Science and design collide to offer a glimpse of a parallel universe
Setting up shop at Designersblock in a relatively quiet spot in the vast London Design Festival, Patrick Stevenson-Keating managed to avoid the clamoring masses on opening night. What he may lack in promotional capabilities he more than makes up for in pioneering spirit and sublimely engaging source material.
Stevenson-Keating, who graduated just this year from Dundee University with top honors in product design, showed two projects at Designersblock, The Quantum Parellelograph and On Our Way to the Impossible.
The Quantum Parellelograph is an exploratory piece examining the science and philosophy of Oxford professor David Deutsch's parallel universe theory and the earlier work of professor Hugh Everett. Stevenson-Keating explains that "there might be infinite copies of ourselves within multiple universes."

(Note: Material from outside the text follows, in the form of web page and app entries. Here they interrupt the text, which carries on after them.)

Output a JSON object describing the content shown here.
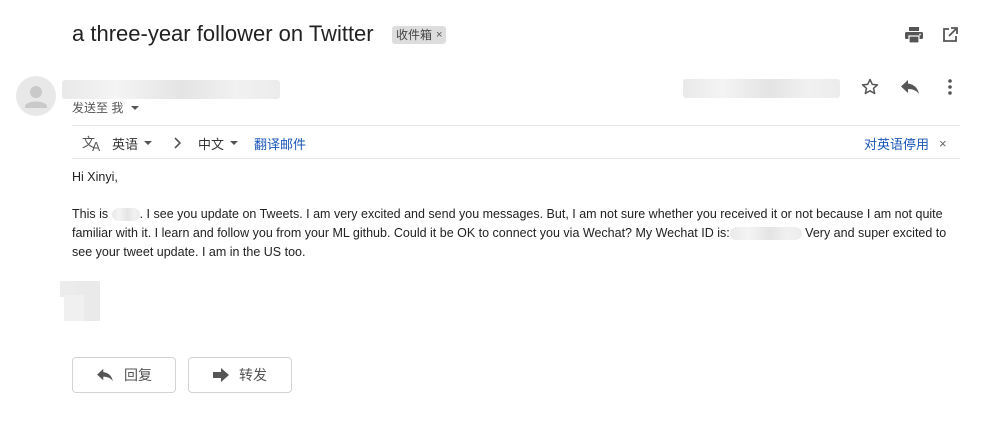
{
  "email": {
    "subject": "a three-year follower on Twitter",
    "label": "收件箱",
    "label_remove": "×",
    "sent_to_label": "发送至 我",
    "greeting": "Hi Xinyi,",
    "body": {
      "p1_start": "This is",
      "p1_after_name": ". I see you update on Tweets. I am very excited and send you messages. But, I am not sure whether you received it  or not because I am not quite familiar with it. I learn and follow you from your ML github. Could it be OK to connect you via Wechat? My Wechat ID is:",
      "p1_end": " Very and super excited to see your tweet update. I am in the US too."
    }
  },
  "translate_bar": {
    "source_lang": "英语",
    "target_lang": "中文",
    "translate_link": "翻译邮件",
    "disable_link": "对英语停用",
    "close": "×"
  },
  "actions": {
    "reply": "回复",
    "forward": "转发"
  },
  "icons": {
    "print": "print-icon",
    "open_new_window": "open-in-new-icon",
    "star": "star-icon",
    "reply": "reply-icon",
    "more": "more-vert-icon",
    "translate": "translate-icon",
    "forward": "forward-icon"
  }
}
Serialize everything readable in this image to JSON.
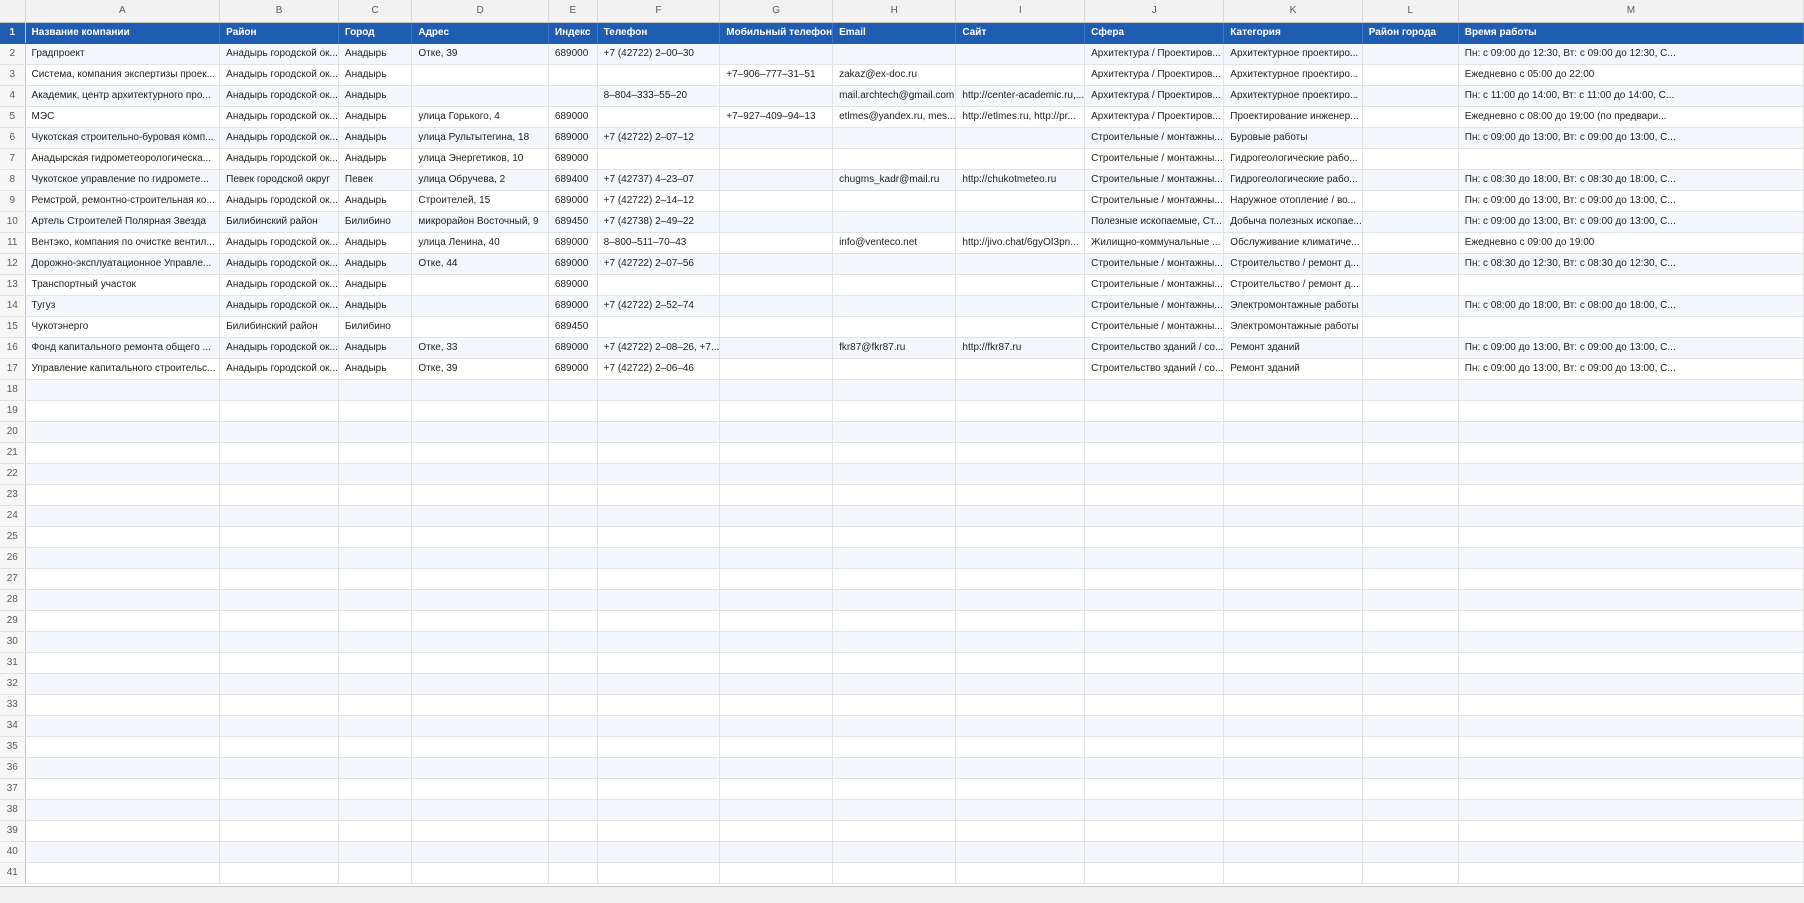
{
  "sheet": {
    "column_letters": [
      "A",
      "B",
      "C",
      "D",
      "E",
      "F",
      "G",
      "H",
      "I",
      "J",
      "K",
      "L",
      "M"
    ],
    "header_row_number": "1",
    "headers": [
      "Название компании",
      "Район",
      "Город",
      "Адрес",
      "Индекс",
      "Телефон",
      "Мобильный телефон",
      "Email",
      "Сайт",
      "Сфера",
      "Категория",
      "Район города",
      "Время работы"
    ],
    "rows": [
      {
        "n": "2",
        "cells": [
          "Градпроект",
          "Анадырь городской ок...",
          "Анадырь",
          "Отке, 39",
          "689000",
          "+7 (42722) 2–00–30",
          "",
          "",
          "",
          "Архитектура / Проектиров...",
          "Архитектурное проектиро...",
          "",
          "Пн: с 09:00 до 12:30, Вт: с 09:00 до 12:30, С..."
        ]
      },
      {
        "n": "3",
        "cells": [
          "Система, компания экспертизы проек...",
          "Анадырь городской ок...",
          "Анадырь",
          "",
          "",
          "",
          "+7–906–777–31–51",
          "zakaz@ex-doc.ru",
          "",
          "Архитектура / Проектиров...",
          "Архитектурное проектиро...",
          "",
          "Ежедневно с 05:00 до 22:00"
        ]
      },
      {
        "n": "4",
        "cells": [
          "Академик, центр архитектурного про...",
          "Анадырь городской ок...",
          "Анадырь",
          "",
          "",
          "8–804–333–55–20",
          "",
          "mail.archtech@gmail.com",
          "http://center-academic.ru,...",
          "Архитектура / Проектиров...",
          "Архитектурное проектиро...",
          "",
          "Пн: с 11:00 до 14:00, Вт: с 11:00 до 14:00, С..."
        ]
      },
      {
        "n": "5",
        "cells": [
          "МЭС",
          "Анадырь городской ок...",
          "Анадырь",
          "улица Горького, 4",
          "689000",
          "",
          "+7–927–409–94–13",
          "etlmes@yandex.ru, mes...",
          "http://etlmes.ru, http://pr...",
          "Архитектура / Проектиров...",
          "Проектирование инженер...",
          "",
          "Ежедневно с 08:00 до 19:00 (по предвари..."
        ]
      },
      {
        "n": "6",
        "cells": [
          "Чукотская строительно-буровая комп...",
          "Анадырь городской ок...",
          "Анадырь",
          "улица Рультытегина, 18",
          "689000",
          "+7 (42722) 2–07–12",
          "",
          "",
          "",
          "Строительные / монтажны...",
          "Буровые работы",
          "",
          "Пн: с 09:00 до 13:00, Вт: с 09:00 до 13:00, С..."
        ]
      },
      {
        "n": "7",
        "cells": [
          "Анадырская гидрометеорологическа...",
          "Анадырь городской ок...",
          "Анадырь",
          "улица Энергетиков, 10",
          "689000",
          "",
          "",
          "",
          "",
          "Строительные / монтажны...",
          "Гидрогеологические рабо...",
          "",
          ""
        ]
      },
      {
        "n": "8",
        "cells": [
          "Чукотское управление по гидромете...",
          "Певек городской округ",
          "Певек",
          "улица Обручева, 2",
          "689400",
          "+7 (42737) 4–23–07",
          "",
          "chugms_kadr@mail.ru",
          "http://chukotmeteo.ru",
          "Строительные / монтажны...",
          "Гидрогеологические рабо...",
          "",
          "Пн: с 08:30 до 18:00, Вт: с 08:30 до 18:00, С..."
        ]
      },
      {
        "n": "9",
        "cells": [
          "Ремстрой, ремонтно-строительная ко...",
          "Анадырь городской ок...",
          "Анадырь",
          "Строителей, 15",
          "689000",
          "+7 (42722) 2–14–12",
          "",
          "",
          "",
          "Строительные / монтажны...",
          "Наружное отопление / во...",
          "",
          "Пн: с 09:00 до 13:00, Вт: с 09:00 до 13:00, С..."
        ]
      },
      {
        "n": "10",
        "cells": [
          "Артель Строителей Полярная Звезда",
          "Билибинский район",
          "Билибино",
          "микрорайон Восточный, 9",
          "689450",
          "+7 (42738) 2–49–22",
          "",
          "",
          "",
          "Полезные ископаемые, Ст...",
          "Добыча полезных ископае...",
          "",
          "Пн: с 09:00 до 13:00, Вт: с 09:00 до 13:00, С..."
        ]
      },
      {
        "n": "11",
        "cells": [
          "Вентэко, компания по очистке вентил...",
          "Анадырь городской ок...",
          "Анадырь",
          "улица Ленина, 40",
          "689000",
          "8–800–511–70–43",
          "",
          "info@venteco.net",
          "http://jivo.chat/6gyOI3pn...",
          "Жилищно-коммунальные ...",
          "Обслуживание климатиче...",
          "",
          "Ежедневно с 09:00 до 19:00"
        ]
      },
      {
        "n": "12",
        "cells": [
          "Дорожно-эксплуатационное Управле...",
          "Анадырь городской ок...",
          "Анадырь",
          "Отке, 44",
          "689000",
          "+7 (42722) 2–07–56",
          "",
          "",
          "",
          "Строительные / монтажны...",
          "Строительство / ремонт д...",
          "",
          "Пн: с 08:30 до 12:30, Вт: с 08:30 до 12:30, С..."
        ]
      },
      {
        "n": "13",
        "cells": [
          "Транспортный участок",
          "Анадырь городской ок...",
          "Анадырь",
          "",
          "689000",
          "",
          "",
          "",
          "",
          "Строительные / монтажны...",
          "Строительство / ремонт д...",
          "",
          ""
        ]
      },
      {
        "n": "14",
        "cells": [
          "Тугуз",
          "Анадырь городской ок...",
          "Анадырь",
          "",
          "689000",
          "+7 (42722) 2–52–74",
          "",
          "",
          "",
          "Строительные / монтажны...",
          "Электромонтажные работы",
          "",
          "Пн: с 08:00 до 18:00, Вт: с 08:00 до 18:00, С..."
        ]
      },
      {
        "n": "15",
        "cells": [
          "Чукотэнерго",
          "Билибинский район",
          "Билибино",
          "",
          "689450",
          "",
          "",
          "",
          "",
          "Строительные / монтажны...",
          "Электромонтажные работы",
          "",
          ""
        ]
      },
      {
        "n": "16",
        "cells": [
          "Фонд капитального ремонта общего ...",
          "Анадырь городской ок...",
          "Анадырь",
          "Отке, 33",
          "689000",
          "+7 (42722) 2–08–26, +7...",
          "",
          "fkr87@fkr87.ru",
          "http://fkr87.ru",
          "Строительство зданий / со...",
          "Ремонт зданий",
          "",
          "Пн: с 09:00 до 13:00, Вт: с 09:00 до 13:00, С..."
        ]
      },
      {
        "n": "17",
        "cells": [
          "Управление капитального строительс...",
          "Анадырь городской ок...",
          "Анадырь",
          "Отке, 39",
          "689000",
          "+7 (42722) 2–06–46",
          "",
          "",
          "",
          "Строительство зданий / со...",
          "Ремонт зданий",
          "",
          "Пн: с 09:00 до 13:00, Вт: с 09:00 до 13:00, С..."
        ]
      }
    ],
    "empty_row_numbers": [
      "18",
      "19",
      "20",
      "21",
      "22",
      "23",
      "24",
      "25",
      "26",
      "27",
      "28",
      "29",
      "30",
      "31",
      "32",
      "33",
      "34",
      "35",
      "36",
      "37",
      "38",
      "39",
      "40",
      "41"
    ]
  }
}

Harnessing the Internet and basic personal information, the simulation machine can be dialed in to a customizable alternate reality. The user can calibrate the machine according to the desired "distance" from one's real life, pushing a button to receive a printed receipt outlining their hypothetical life in a parallel universe. We decided to go deep in our tinkering, and received a printout telling us that "in 20 years' time Richard Prime may not be born yet."
Stevenson-Keating goes on to explain that, while up until recently, the notions of the parellel universe has been confined to the realms of science fiction. However, scientists are beginning to turn more serious attention to the potential of the existence of the alternate space in time.
This focus on science and design sets Stevenson-Keating apart from many of his contemporaries. "I try to blend science and design," he says. "If you think about it, there are people whose job it is to look at the stars and then there are thousands of amateur stargazers. So why not science?"
Exemplifying that approach is the other objet the designer brought to London, On Our Way to the Impossible. The project attempts to visualize complicated scientific thinking and abstract concepts in a way the public might understand without diluting the ideas themselves.
Stevenson-Keating thought it best to apply this thinking to bridge the gap between advanced science and how the public is informed about its possibilities. According to the description on his website, his particle accelerator—created with the buzzed-about and largely misunderstood Hadron Super Collider as the model—"aims to show that design can be used as a tool to take people beyond what most of us think is possible, and after seeing it, you just might think a little differently."
The designer cites as his inspiration the 18th-century scientists whose discoveries gave birth to the era of enlightenment and goes on to ponder whether our current contemporary batch of amateurs will bring forth a second era of science. Check out Stevenson-Keating's next exhibition at the Birmingham Design Fair in January 2012.